▼▼▼
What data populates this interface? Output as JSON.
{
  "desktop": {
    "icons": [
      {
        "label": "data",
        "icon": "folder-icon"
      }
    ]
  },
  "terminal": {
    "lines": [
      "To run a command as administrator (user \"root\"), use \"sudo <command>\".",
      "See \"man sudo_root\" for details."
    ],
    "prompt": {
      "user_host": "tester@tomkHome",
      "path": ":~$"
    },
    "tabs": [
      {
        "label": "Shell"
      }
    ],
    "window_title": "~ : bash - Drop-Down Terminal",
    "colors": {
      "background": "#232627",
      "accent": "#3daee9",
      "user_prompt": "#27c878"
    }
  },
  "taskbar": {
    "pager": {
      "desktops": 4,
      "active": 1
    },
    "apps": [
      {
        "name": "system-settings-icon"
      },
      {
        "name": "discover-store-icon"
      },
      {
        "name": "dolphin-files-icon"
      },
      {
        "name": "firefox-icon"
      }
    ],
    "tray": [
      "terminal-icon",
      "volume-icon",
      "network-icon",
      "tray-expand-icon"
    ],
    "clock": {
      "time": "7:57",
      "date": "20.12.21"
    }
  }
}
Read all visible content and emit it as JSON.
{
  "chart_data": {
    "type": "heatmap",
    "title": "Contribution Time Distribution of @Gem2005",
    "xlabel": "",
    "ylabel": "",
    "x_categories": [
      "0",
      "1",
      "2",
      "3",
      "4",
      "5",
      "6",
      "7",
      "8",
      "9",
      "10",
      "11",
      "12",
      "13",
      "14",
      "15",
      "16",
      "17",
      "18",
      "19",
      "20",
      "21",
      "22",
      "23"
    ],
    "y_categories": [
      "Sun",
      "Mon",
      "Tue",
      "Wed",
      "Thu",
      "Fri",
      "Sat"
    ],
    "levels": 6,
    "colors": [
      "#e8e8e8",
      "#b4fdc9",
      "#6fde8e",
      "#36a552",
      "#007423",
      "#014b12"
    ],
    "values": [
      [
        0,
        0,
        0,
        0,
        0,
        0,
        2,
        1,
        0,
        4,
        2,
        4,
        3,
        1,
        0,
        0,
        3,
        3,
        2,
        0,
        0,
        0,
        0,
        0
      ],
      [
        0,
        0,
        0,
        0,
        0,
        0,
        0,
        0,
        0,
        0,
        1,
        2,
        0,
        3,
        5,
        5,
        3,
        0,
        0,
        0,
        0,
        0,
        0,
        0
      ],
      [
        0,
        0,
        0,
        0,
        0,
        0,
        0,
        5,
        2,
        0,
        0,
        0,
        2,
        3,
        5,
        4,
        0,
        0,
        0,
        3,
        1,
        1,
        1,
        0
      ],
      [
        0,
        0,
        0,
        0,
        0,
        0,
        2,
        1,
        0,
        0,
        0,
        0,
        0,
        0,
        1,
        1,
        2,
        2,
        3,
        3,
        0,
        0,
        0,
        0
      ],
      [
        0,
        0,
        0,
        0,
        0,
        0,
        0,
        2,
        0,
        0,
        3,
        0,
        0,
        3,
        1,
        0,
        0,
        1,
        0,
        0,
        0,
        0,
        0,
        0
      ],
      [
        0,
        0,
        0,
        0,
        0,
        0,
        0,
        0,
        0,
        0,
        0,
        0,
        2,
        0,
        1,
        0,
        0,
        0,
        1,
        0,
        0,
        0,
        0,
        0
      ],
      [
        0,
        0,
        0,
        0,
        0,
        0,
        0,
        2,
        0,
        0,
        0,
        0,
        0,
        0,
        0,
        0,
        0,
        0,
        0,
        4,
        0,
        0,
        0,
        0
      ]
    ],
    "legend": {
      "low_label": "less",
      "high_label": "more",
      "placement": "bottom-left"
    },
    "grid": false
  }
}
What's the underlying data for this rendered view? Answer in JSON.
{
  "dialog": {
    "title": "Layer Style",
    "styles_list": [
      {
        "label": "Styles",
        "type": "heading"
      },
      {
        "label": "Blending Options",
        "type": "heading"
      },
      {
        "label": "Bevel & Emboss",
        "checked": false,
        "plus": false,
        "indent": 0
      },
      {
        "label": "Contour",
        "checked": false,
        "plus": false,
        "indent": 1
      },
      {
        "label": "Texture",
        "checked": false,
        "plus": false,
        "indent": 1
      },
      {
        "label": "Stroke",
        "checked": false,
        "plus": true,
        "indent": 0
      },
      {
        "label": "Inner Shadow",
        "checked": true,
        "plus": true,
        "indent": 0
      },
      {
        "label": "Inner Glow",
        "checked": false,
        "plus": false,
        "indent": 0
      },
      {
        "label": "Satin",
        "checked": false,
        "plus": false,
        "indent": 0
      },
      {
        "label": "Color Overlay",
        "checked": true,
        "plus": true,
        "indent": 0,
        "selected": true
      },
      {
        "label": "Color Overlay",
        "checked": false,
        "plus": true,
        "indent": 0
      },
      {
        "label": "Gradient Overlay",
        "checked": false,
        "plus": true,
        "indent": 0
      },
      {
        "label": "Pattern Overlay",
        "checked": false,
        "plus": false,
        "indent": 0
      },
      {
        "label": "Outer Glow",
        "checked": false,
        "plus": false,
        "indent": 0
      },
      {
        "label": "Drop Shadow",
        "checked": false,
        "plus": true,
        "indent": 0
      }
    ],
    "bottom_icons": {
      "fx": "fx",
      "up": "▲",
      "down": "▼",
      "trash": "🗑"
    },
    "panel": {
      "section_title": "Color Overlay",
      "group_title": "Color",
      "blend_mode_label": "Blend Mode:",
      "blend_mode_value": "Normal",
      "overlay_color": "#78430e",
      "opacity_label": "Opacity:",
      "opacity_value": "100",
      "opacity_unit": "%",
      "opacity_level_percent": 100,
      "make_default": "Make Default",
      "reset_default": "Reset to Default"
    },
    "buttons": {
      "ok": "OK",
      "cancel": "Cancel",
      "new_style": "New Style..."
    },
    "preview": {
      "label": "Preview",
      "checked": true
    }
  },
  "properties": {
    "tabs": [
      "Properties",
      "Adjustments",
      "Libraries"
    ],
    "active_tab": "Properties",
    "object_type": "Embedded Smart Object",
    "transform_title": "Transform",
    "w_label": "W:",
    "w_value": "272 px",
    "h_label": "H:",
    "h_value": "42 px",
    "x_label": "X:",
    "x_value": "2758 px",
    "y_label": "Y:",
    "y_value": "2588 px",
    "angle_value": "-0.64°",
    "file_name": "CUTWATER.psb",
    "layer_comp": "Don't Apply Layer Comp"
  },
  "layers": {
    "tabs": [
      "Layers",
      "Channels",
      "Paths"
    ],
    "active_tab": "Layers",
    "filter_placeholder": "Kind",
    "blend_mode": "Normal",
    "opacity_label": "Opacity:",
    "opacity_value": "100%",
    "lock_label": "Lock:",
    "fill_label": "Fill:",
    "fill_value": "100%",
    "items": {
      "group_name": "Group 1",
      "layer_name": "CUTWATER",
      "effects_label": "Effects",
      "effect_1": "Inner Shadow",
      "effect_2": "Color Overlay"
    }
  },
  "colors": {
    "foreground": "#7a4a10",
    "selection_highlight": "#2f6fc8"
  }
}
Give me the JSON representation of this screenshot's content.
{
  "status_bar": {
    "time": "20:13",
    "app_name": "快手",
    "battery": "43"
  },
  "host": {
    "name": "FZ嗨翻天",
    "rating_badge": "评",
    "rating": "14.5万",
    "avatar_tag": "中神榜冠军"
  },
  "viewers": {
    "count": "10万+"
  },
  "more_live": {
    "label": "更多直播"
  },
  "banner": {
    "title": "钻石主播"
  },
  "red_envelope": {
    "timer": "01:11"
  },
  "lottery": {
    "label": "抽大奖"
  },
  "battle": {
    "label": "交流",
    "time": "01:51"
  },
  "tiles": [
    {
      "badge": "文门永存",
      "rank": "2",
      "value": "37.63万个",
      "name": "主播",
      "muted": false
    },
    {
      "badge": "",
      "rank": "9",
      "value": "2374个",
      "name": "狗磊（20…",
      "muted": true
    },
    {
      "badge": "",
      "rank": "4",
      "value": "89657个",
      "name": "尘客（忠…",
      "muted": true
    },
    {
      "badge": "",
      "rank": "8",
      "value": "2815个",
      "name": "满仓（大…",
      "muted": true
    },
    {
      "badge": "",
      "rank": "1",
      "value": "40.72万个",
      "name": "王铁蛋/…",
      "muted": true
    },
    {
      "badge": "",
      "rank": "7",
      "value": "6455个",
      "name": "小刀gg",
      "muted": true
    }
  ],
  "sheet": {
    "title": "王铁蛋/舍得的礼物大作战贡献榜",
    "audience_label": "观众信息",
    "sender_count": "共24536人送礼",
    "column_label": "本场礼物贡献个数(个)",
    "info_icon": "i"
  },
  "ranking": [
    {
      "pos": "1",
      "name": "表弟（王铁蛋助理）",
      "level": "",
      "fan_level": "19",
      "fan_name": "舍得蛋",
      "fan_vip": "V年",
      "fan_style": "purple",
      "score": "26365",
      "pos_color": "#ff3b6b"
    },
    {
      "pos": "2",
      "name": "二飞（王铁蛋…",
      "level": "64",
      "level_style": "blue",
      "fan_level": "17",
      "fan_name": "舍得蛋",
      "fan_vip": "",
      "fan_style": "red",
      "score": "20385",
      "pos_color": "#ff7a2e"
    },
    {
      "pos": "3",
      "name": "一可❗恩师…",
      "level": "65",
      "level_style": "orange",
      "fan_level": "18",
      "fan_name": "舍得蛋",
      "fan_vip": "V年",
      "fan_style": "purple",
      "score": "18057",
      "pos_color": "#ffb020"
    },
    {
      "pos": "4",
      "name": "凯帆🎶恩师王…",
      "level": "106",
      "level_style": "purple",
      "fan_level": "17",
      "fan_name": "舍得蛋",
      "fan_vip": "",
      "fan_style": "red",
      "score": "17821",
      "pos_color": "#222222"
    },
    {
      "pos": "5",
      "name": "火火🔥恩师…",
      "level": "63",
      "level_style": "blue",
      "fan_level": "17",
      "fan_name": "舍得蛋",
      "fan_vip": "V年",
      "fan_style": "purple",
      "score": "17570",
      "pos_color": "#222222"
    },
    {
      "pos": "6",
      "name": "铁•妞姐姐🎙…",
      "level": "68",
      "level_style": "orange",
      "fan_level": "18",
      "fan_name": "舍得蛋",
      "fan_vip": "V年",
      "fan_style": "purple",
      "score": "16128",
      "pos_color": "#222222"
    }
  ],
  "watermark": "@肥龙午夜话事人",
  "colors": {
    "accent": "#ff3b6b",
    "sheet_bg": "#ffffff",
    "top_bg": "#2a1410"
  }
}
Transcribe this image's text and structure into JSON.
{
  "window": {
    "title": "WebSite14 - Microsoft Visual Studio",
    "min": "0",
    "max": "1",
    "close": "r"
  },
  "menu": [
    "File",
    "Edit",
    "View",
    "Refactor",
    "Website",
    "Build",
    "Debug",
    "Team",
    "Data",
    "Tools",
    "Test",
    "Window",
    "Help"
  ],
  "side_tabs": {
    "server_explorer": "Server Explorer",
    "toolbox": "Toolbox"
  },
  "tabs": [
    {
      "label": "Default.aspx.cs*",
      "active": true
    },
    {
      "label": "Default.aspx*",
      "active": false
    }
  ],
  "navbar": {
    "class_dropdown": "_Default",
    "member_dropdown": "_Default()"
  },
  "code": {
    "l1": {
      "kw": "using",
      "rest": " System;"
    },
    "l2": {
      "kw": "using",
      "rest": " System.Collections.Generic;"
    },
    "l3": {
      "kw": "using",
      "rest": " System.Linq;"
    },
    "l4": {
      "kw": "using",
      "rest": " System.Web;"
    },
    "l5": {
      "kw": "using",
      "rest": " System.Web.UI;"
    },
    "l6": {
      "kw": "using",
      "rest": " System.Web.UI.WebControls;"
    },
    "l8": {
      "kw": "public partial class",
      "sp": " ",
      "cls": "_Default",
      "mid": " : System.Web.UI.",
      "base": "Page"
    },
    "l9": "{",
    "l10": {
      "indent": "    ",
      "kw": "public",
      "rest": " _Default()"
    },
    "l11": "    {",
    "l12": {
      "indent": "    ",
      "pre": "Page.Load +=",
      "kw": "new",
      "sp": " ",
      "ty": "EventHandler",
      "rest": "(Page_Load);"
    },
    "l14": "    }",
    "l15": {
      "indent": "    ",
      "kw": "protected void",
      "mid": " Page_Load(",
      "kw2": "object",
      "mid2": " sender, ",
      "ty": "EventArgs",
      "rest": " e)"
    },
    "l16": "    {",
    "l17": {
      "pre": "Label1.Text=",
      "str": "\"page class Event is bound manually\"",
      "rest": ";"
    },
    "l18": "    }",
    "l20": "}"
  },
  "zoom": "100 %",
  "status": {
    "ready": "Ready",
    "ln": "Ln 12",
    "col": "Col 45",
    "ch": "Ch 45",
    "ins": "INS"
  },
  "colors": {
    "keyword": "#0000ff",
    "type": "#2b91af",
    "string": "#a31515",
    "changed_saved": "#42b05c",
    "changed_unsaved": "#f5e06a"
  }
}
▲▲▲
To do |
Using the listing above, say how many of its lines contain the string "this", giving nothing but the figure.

Task answer |
4